HARRISBURG, Pa. (WHTM) — One day after joining protests in Harrisburg, Gov. Tom Wolf announced law enforcement reform throughout the commonwealth and how to best manage this period of strife in Pennsylvania.
The governor began Thursday’s press briefing with a moment of silence for George Floyd before addressing the current climate of the commonwealth and the unrest that has driven the protests.
“Right now our resolve is being tested,” Wolf said.
The governor then discussed steps that his administration will be taking to reform policing in Pennsylvania. The reforms he laid out, call for reviewing police training curricula, which includes determining the use of force standards. Standardized testing and best practices for verbal de-escalation methods, trauma-centered approaches, mental health first aid, and implicit bias training will also be implemented.
Wolf said the reforms are based on a 21st century policing report by former President Barack Obama and was co-chaired by Philadelphia Police Commissioner Charles Ramsey.
The Pennsylvania Commission on Crime and Delinquency will be tasked with assisting municipalities to develop ‘Citizen Police Advisory Boards’, which will address police action that leads to injury or death, as well as a panel to examine racial and ethnic disparity.
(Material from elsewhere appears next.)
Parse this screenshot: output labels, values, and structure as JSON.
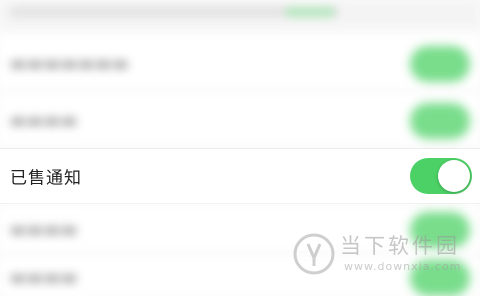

The governor recalled garnering bipartisan support for previous criminal justice reform and is looking at holding that same support this time as well.
“This is about the broad system of inequities that have sustained racism in the United States and Pennsylvania for too many centuries,” Wolf said.
In a news release, the Wolf Administration outlined the following reforms it anticipates implementing:
- Creation of a Deputy Inspector General within the Pennsylvania Office of State Inspector General (OSIG) focused on deterring, detecting, preventing, and eradicating fraud, waste, misconduct, and abuse amongst law enforcement agencies under the Governor’s jurisdiction.
- Creation of a Pennsylvania State Law Enforcement Advisory Commission that reviews allegations of misconduct by law enforcement personnel under the governor’s jurisdiction.
- Providing technical assistance to municipalities from the Pennsylvania Commission on Crime and Delinquency to encourage the creation of local citizen advisory boards.
- Creation of a Racial and Ethnic Disparities Subcommittee under the Criminal Justice Advisory Committee at PCCD.
- Reviewing Training and Education of Officers. All training academies for law enforcement must review current use of force training standards for law enforcement and form a workgroup to develop model training standards to ensure that all officers receive the best instruction in their interactions with the public. Departments should be striving to obtain state and or national accreditation. Accreditation is a key component in assisting departments in the evaluation and improvement of their standards and practices.
- Enhancing Officer Safety and Wellness. Enhancing current mental health initiatives and offering targeted mental health supports for officers to deal with trauma and reduce stigma for getting help.
- Supporting Legislative Reforms. The governor will work with the legislature on reforms, including legislation proposed that provides for improved access to police videos, an oversight board for officer training and continuing education, a special prosecutor in deadly force cases, interdepartmental law enforcement hiring reform, and PTSD evaluation for police officers. Earlier this week, members of the Police Reform Working Group, which includes state and local elected officials, the chief defender of the Defender Association of Philadelphia, as well as several attorneys, put forward proposals to address growing frustration with racism, oppression and rooting out law enforcement misconduct.